The deaf experience is modeled in its own language for the first time in Deafverse.
The digital transformation of the world is happening. During this pandemic, and coming out of it, we are hearing from government partners at all levels from around the world that they are already expecting to be relying more on using technology in the future, which is significant.
INIT Innovations in Transportation, which has developed software for use with buses, light rail, and trains since 1999, designed ASSISTIVEtravel, passenger information, and journey planning app.
“These new options help fill a significant gap in the emoji keyboard,” Apple said.
From dark mode in iOS 13 to a redesigned user interface in tvOS to the dismantling of iTunes to the coming of iPadOS, Apple made a slew of announcements at its Worldwide Developers Conference keynote on Monday in San Jose. And accessibility was there in full force.
While this Starbucks looks like every other outlet of the coffee chain, mermaid logo, mugs for sale, baristas in bright green aprons, there’s one thing that makes it very special. Every single employee here is fluent in American Sign Language (ASL).

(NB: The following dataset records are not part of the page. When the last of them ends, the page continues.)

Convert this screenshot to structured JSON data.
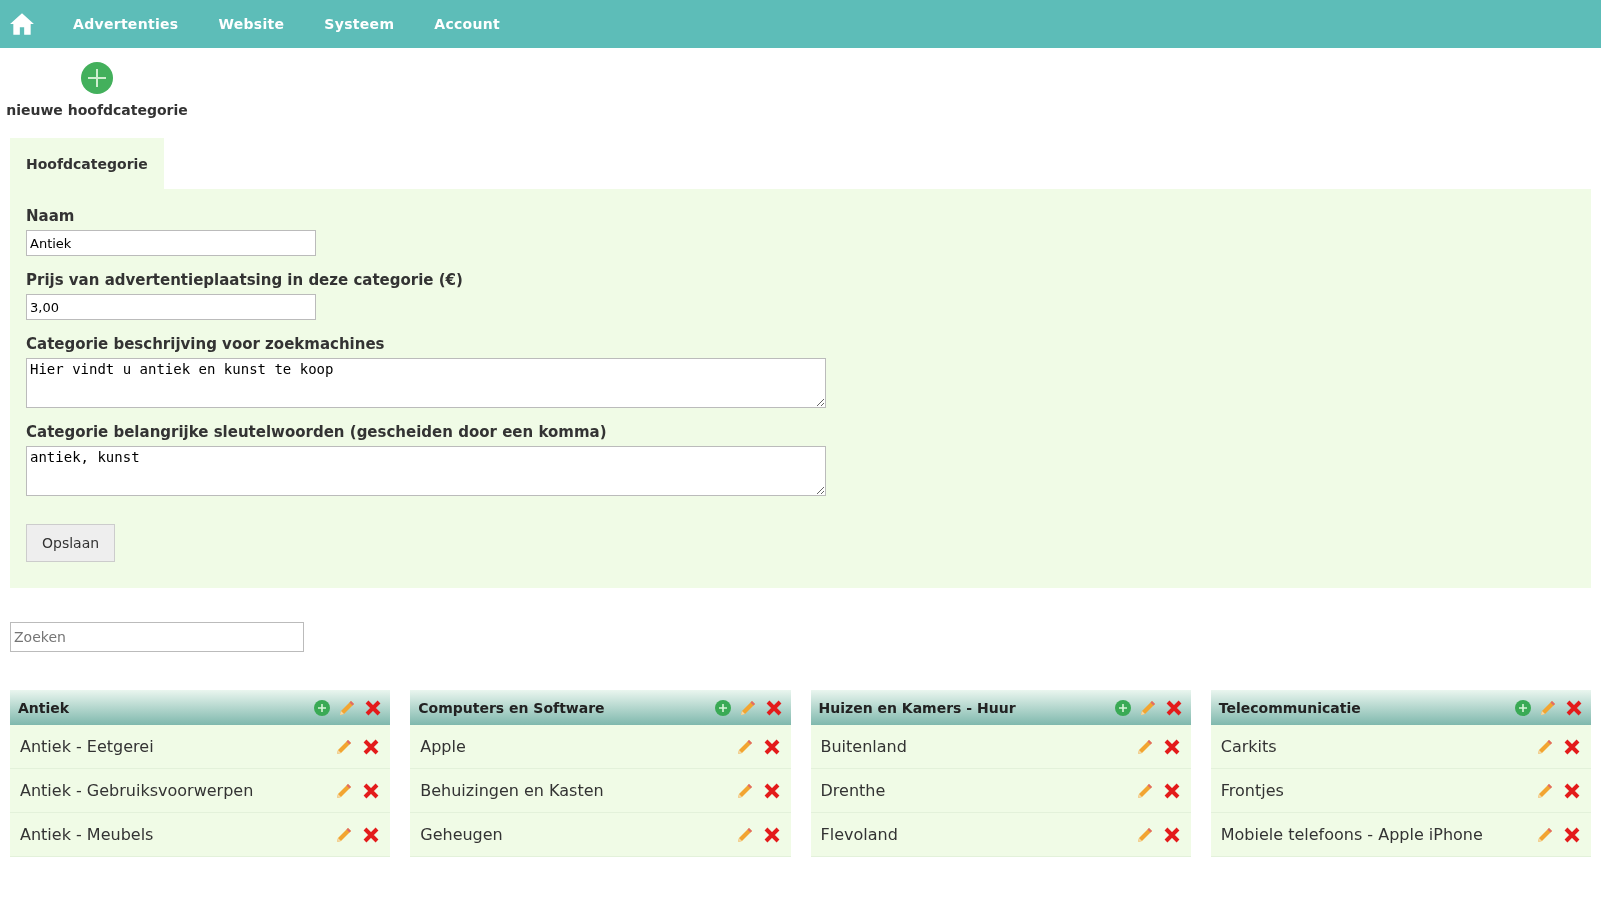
{
  "nav": {
    "items": [
      "Advertenties",
      "Website",
      "Systeem",
      "Account"
    ]
  },
  "new_category": {
    "label": "nieuwe hoofdcategorie"
  },
  "tabs": [
    {
      "label": "Hoofdcategorie",
      "selected": true
    }
  ],
  "form": {
    "fields": [
      {
        "kind": "input",
        "label": "Naam",
        "value": "Antiek"
      },
      {
        "kind": "input",
        "label": "Prijs van advertentieplaatsing in deze categorie (€)",
        "value": "3,00"
      },
      {
        "kind": "textarea",
        "label": "Categorie beschrijving voor zoekmachines",
        "value": "Hier vindt u antiek en kunst te koop"
      },
      {
        "kind": "textarea",
        "label": "Categorie belangrijke sleutelwoorden (gescheiden door een komma)",
        "value": "antiek, kunst"
      }
    ],
    "save_button": "Opslaan"
  },
  "search": {
    "placeholder": "Zoeken"
  },
  "categories": [
    {
      "title": "Antiek",
      "items": [
        "Antiek - Eetgerei",
        "Antiek - Gebruiksvoorwerpen",
        "Antiek - Meubels"
      ]
    },
    {
      "title": "Computers en Software",
      "items": [
        "Apple",
        "Behuizingen en Kasten",
        "Geheugen"
      ]
    },
    {
      "title": "Huizen en Kamers - Huur",
      "items": [
        "Buitenland",
        "Drenthe",
        "Flevoland"
      ]
    },
    {
      "title": "Telecommunicatie",
      "items": [
        "Carkits",
        "Frontjes",
        "Mobiele telefoons - Apple iPhone"
      ]
    }
  ]
}
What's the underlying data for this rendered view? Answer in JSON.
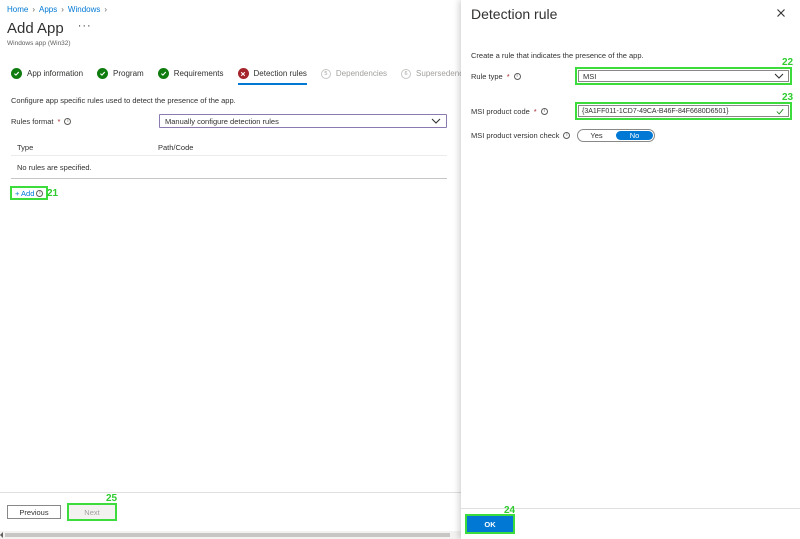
{
  "breadcrumb": {
    "items": [
      "Home",
      "Apps",
      "Windows"
    ]
  },
  "page": {
    "title": "Add App",
    "more": "···",
    "subtitle": "Windows app (Win32)"
  },
  "steps": [
    {
      "label": "App information",
      "state": "done"
    },
    {
      "label": "Program",
      "state": "done"
    },
    {
      "label": "Requirements",
      "state": "done"
    },
    {
      "label": "Detection rules",
      "state": "error"
    },
    {
      "label": "Dependencies",
      "state": "future",
      "number": "5"
    },
    {
      "label": "Supersedence",
      "state": "future",
      "number": "6"
    }
  ],
  "detection": {
    "description": "Configure app specific rules used to detect the presence of the app.",
    "rules_format_label": "Rules format",
    "rules_format_value": "Manually configure detection rules",
    "columns": [
      "Type",
      "Path/Code"
    ],
    "empty_text": "No rules are specified.",
    "add_label": "+ Add"
  },
  "footer": {
    "previous": "Previous",
    "next": "Next"
  },
  "panel": {
    "title": "Detection rule",
    "description": "Create a rule that indicates the presence of the app.",
    "rule_type_label": "Rule type",
    "rule_type_value": "MSI",
    "product_code_label": "MSI product code",
    "product_code_value": "{3A1FF011-1CD7-49CA-B46F-84F6680D6501}",
    "version_check_label": "MSI product version check",
    "toggle_yes": "Yes",
    "toggle_no": "No",
    "toggle_selected": "No",
    "ok": "OK"
  },
  "annotations": {
    "add": "21",
    "rule_type": "22",
    "product_code": "23",
    "ok": "24",
    "next": "25"
  },
  "colors": {
    "accent": "#0078d4",
    "success": "#107c10",
    "error": "#a4262c",
    "highlight": "#3ddc3d"
  }
}
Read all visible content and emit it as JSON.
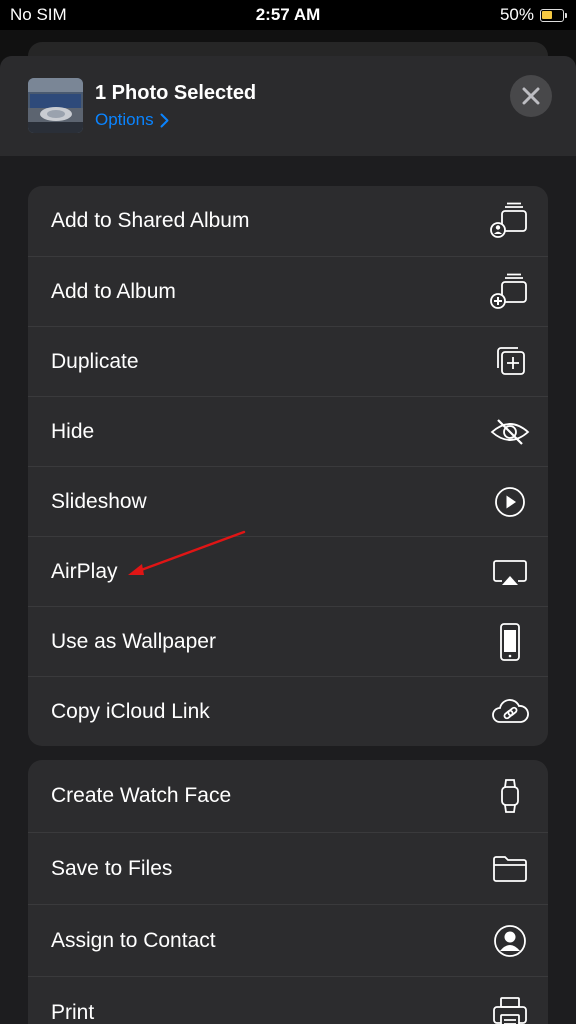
{
  "status_bar": {
    "carrier": "No SIM",
    "time": "2:57 AM",
    "battery": "50%",
    "battery_level": 0.5
  },
  "header": {
    "title": "1 Photo Selected",
    "options_label": "Options"
  },
  "groups": [
    {
      "items": [
        {
          "label": "Add to Shared Album",
          "icon": "shared-album-icon"
        },
        {
          "label": "Add to Album",
          "icon": "add-album-icon"
        },
        {
          "label": "Duplicate",
          "icon": "duplicate-icon"
        },
        {
          "label": "Hide",
          "icon": "eye-slash-icon"
        },
        {
          "label": "Slideshow",
          "icon": "play-circle-icon"
        },
        {
          "label": "AirPlay",
          "icon": "airplay-icon"
        },
        {
          "label": "Use as Wallpaper",
          "icon": "phone-icon"
        },
        {
          "label": "Copy iCloud Link",
          "icon": "cloud-link-icon"
        }
      ]
    },
    {
      "items": [
        {
          "label": "Create Watch Face",
          "icon": "watch-icon"
        },
        {
          "label": "Save to Files",
          "icon": "folder-icon"
        },
        {
          "label": "Assign to Contact",
          "icon": "person-circle-icon"
        },
        {
          "label": "Print",
          "icon": "printer-icon"
        }
      ]
    }
  ],
  "colors": {
    "accent": "#0a84ff",
    "annotation_arrow": "#e01515",
    "battery": "#f5c842"
  }
}
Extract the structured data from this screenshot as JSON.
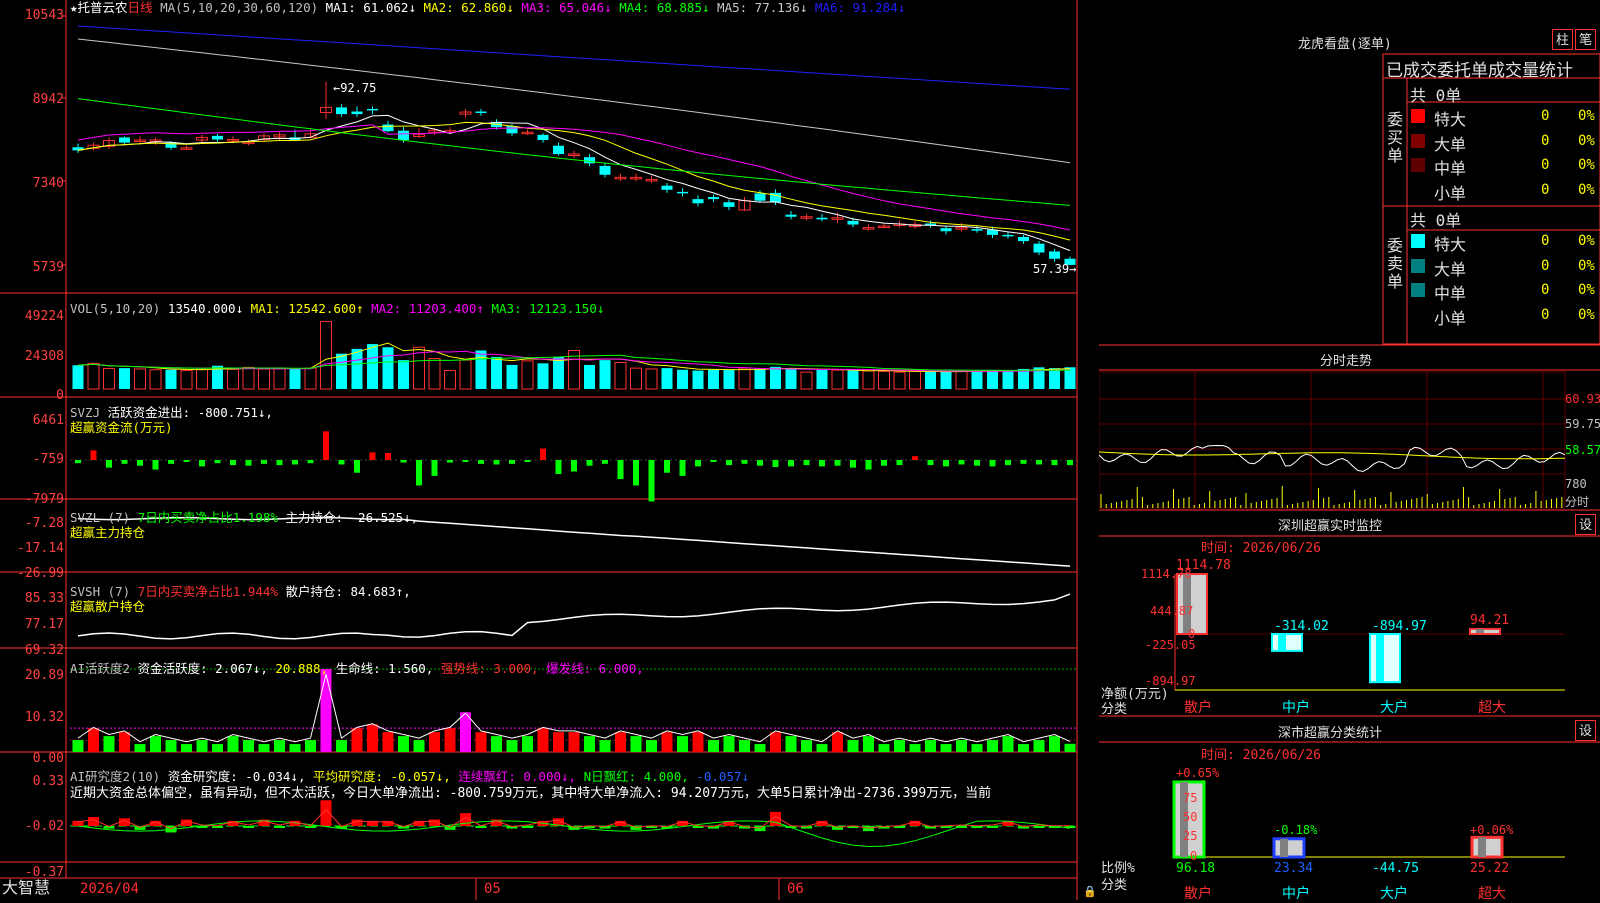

Universal design is an important concept in effective communication. Signage, for example, addresses people’s diverse abilities when it includes easy-to-recognize graphics, large print, raised or Braille lettering, and color combinations that people can see. “If a design works well for a person with a disability,” says Fletcher, “it probably works better for everybody.”